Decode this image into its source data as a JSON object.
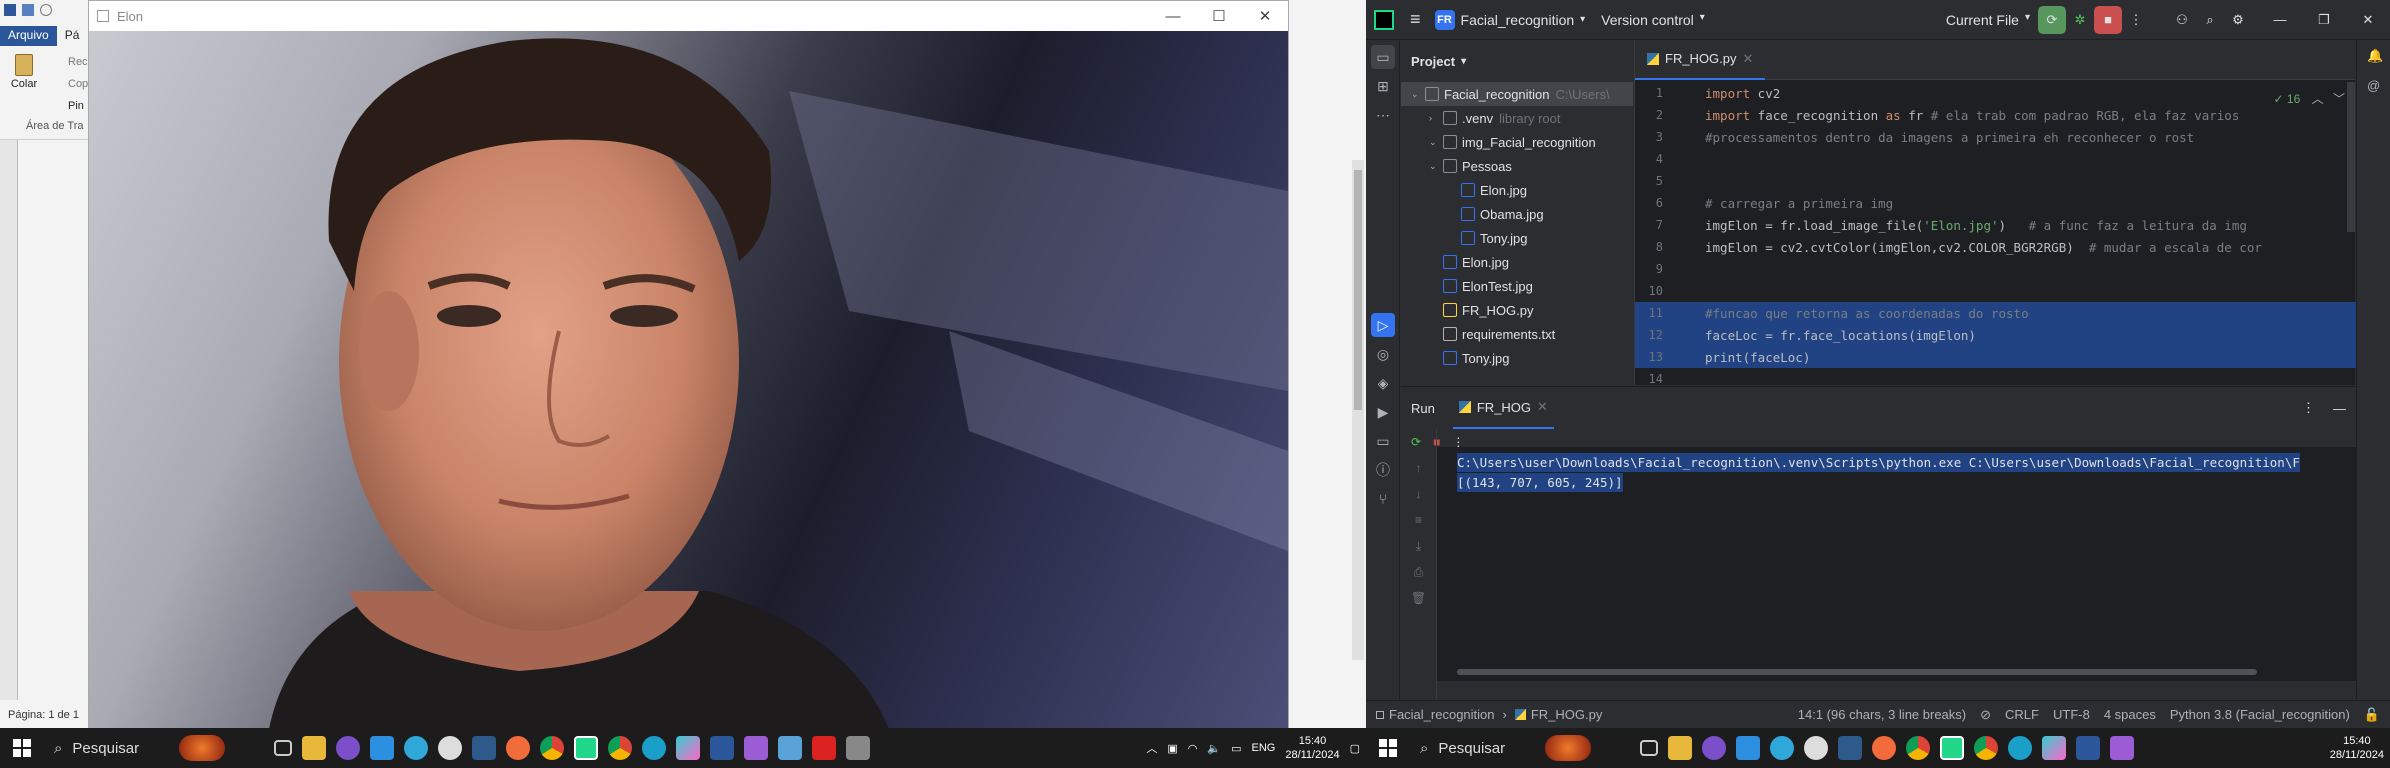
{
  "left": {
    "word": {
      "tabs": [
        "Arquivo",
        "Pá"
      ],
      "colar": "Colar",
      "rec": "Rec",
      "cop": "Cop",
      "pin": "Pin",
      "area": "Área de Tra",
      "page_status": "Página: 1 de 1"
    },
    "image_window": {
      "title": "Elon",
      "controls": [
        "—",
        "☐",
        "✕"
      ]
    },
    "taskbar": {
      "search": "Pesquisar",
      "lang": "ENG",
      "time": "15:40",
      "date": "28/11/2024"
    }
  },
  "right": {
    "toolbar": {
      "project_badge": "FR",
      "project_name": "Facial_recognition",
      "vcs": "Version control",
      "run_config": "Current File"
    },
    "project_panel": {
      "header": "Project",
      "rows": [
        {
          "indent": 0,
          "label": "Facial_recognition",
          "suffix": "C:\\Users\\",
          "type": "folder",
          "selected": true
        },
        {
          "indent": 1,
          "label": ".venv",
          "suffix": "library root",
          "type": "folder"
        },
        {
          "indent": 1,
          "label": "img_Facial_recognition",
          "suffix": "",
          "type": "folder"
        },
        {
          "indent": 1,
          "label": "Pessoas",
          "suffix": "",
          "type": "folder"
        },
        {
          "indent": 2,
          "label": "Elon.jpg",
          "suffix": "",
          "type": "img"
        },
        {
          "indent": 2,
          "label": "Obama.jpg",
          "suffix": "",
          "type": "img"
        },
        {
          "indent": 2,
          "label": "Tony.jpg",
          "suffix": "",
          "type": "img"
        },
        {
          "indent": 1,
          "label": "Elon.jpg",
          "suffix": "",
          "type": "img"
        },
        {
          "indent": 1,
          "label": "ElonTest.jpg",
          "suffix": "",
          "type": "img"
        },
        {
          "indent": 1,
          "label": "FR_HOG.py",
          "suffix": "",
          "type": "py"
        },
        {
          "indent": 1,
          "label": "requirements.txt",
          "suffix": "",
          "type": "txt"
        },
        {
          "indent": 1,
          "label": "Tony.jpg",
          "suffix": "",
          "type": "img"
        }
      ]
    },
    "editor": {
      "tab": "FR_HOG.py",
      "inspections": "✓ 16",
      "lines": [
        {
          "n": "1",
          "html": "<span class='kw'>import</span> cv2"
        },
        {
          "n": "2",
          "html": "<span class='kw'>import</span> face_recognition <span class='kw'>as</span> fr <span class='cm'># ela trab com padrao RGB, ela faz varios</span>"
        },
        {
          "n": "3",
          "html": "<span class='cm'>#processamentos dentro da imagens a primeira eh reconhecer o rost</span>"
        },
        {
          "n": "4",
          "html": ""
        },
        {
          "n": "5",
          "html": ""
        },
        {
          "n": "6",
          "html": "<span class='cm'># carregar a primeira img</span>"
        },
        {
          "n": "7",
          "html": "imgElon = fr.load_image_file(<span class='st'>'Elon.jpg'</span>)   <span class='cm'># a func faz a leitura da img</span>"
        },
        {
          "n": "8",
          "html": "imgElon = cv2.cvtColor(imgElon,cv2.COLOR_BGR2RGB)  <span class='cm'># mudar a escala de cor</span>"
        },
        {
          "n": "9",
          "html": ""
        },
        {
          "n": "10",
          "html": ""
        },
        {
          "n": "11",
          "html": "<span class='cm'>#funcao que retorna as coordenadas do rosto</span>",
          "hl": true
        },
        {
          "n": "12",
          "html": "faceLoc = fr.face_locations(imgElon)",
          "hl": true
        },
        {
          "n": "13",
          "html": "print(faceLoc)",
          "hl": true
        },
        {
          "n": "14",
          "html": ""
        }
      ]
    },
    "run": {
      "label": "Run",
      "tab": "FR_HOG",
      "output": [
        "C:\\Users\\user\\Downloads\\Facial_recognition\\.venv\\Scripts\\python.exe C:\\Users\\user\\Downloads\\Facial_recognition\\F",
        "[(143, 707, 605, 245)]"
      ]
    },
    "status": {
      "breadcrumb_project": "Facial_recognition",
      "breadcrumb_file": "FR_HOG.py",
      "position": "14:1 (96 chars, 3 line breaks)",
      "line_sep": "CRLF",
      "encoding": "UTF-8",
      "indent": "4 spaces",
      "interpreter": "Python 3.8 (Facial_recognition)"
    },
    "taskbar": {
      "search": "Pesquisar",
      "time": "15:40",
      "date": "28/11/2024"
    }
  }
}
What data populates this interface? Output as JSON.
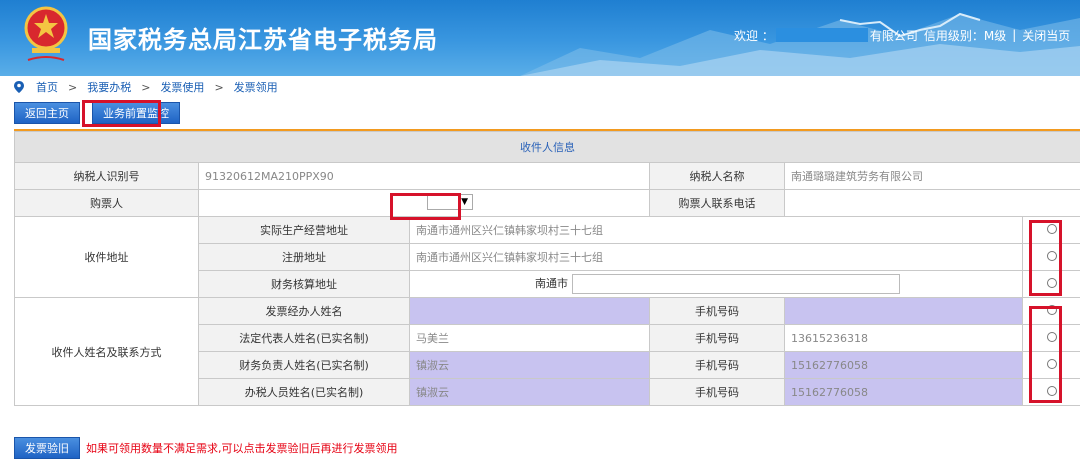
{
  "header": {
    "title": "国家税务总局江苏省电子税务局",
    "welcome": "欢迎 ：",
    "company_suffix": "有限公司",
    "credit_label": "信用级别：M级",
    "separator": "|",
    "close": "关闭当页"
  },
  "breadcrumb": {
    "items": [
      "首页",
      "我要办税",
      "发票使用",
      "发票领用"
    ],
    "arrow": ">"
  },
  "buttons": {
    "back_home": "返回主页",
    "monitor": "业务前置监控",
    "invoice_check": "发票验旧"
  },
  "form": {
    "section_title": "收件人信息",
    "taxpayer_id_label": "纳税人识别号",
    "taxpayer_id_value": "91320612MA210PPX90",
    "taxpayer_name_label": "纳税人名称",
    "taxpayer_name_value": "南通璐璐建筑劳务有限公司",
    "buyer_label": "购票人",
    "buyer_phone_label": "购票人联系电话",
    "address_group_label": "收件地址",
    "actual_address_label": "实际生产经营地址",
    "actual_address_value": "南通市通州区兴仁镇韩家坝村三十七组",
    "reg_address_label": "注册地址",
    "reg_address_value": "南通市通州区兴仁镇韩家坝村三十七组",
    "finance_address_label": "财务核算地址",
    "finance_address_city": "南通市",
    "contact_group_label": "收件人姓名及联系方式",
    "phone_label": "手机号码",
    "handler_label": "发票经办人姓名",
    "legal_rep_label": "法定代表人姓名(已实名制)",
    "legal_rep_name": "马美兰",
    "legal_rep_phone": "13615236318",
    "finance_head_label": "财务负责人姓名(已实名制)",
    "finance_head_name": "镇淑云",
    "finance_head_phone": "15162776058",
    "tax_officer_label": "办税人员姓名(已实名制)",
    "tax_officer_name": "镇淑云",
    "tax_officer_phone": "15162776058"
  },
  "hint": "如果可领用数量不满足需求,可以点击发票验旧后再进行发票领用",
  "colors": {
    "header_blue": "#2a8ad8",
    "highlight_red": "#d6122a",
    "purple_cell": "#c8c3f0",
    "section_title_blue": "#2a62b8",
    "hint_red": "#e60012",
    "orange_line": "#f29a1f"
  }
}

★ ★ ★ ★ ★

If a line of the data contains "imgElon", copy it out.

          "html": "imgElon = fr.load_image_file(<span class='st'>'Elon.jpg'</span>)   <span class='cm'># a func faz a leitura da img</span>"
          "html": "imgElon = cv2.cvtColor(imgElon,cv2.COLOR_BGR2RGB)  <span class='cm'># mudar a escala de cor</span>"
          "html": "faceLoc = fr.face_locations(imgElon)",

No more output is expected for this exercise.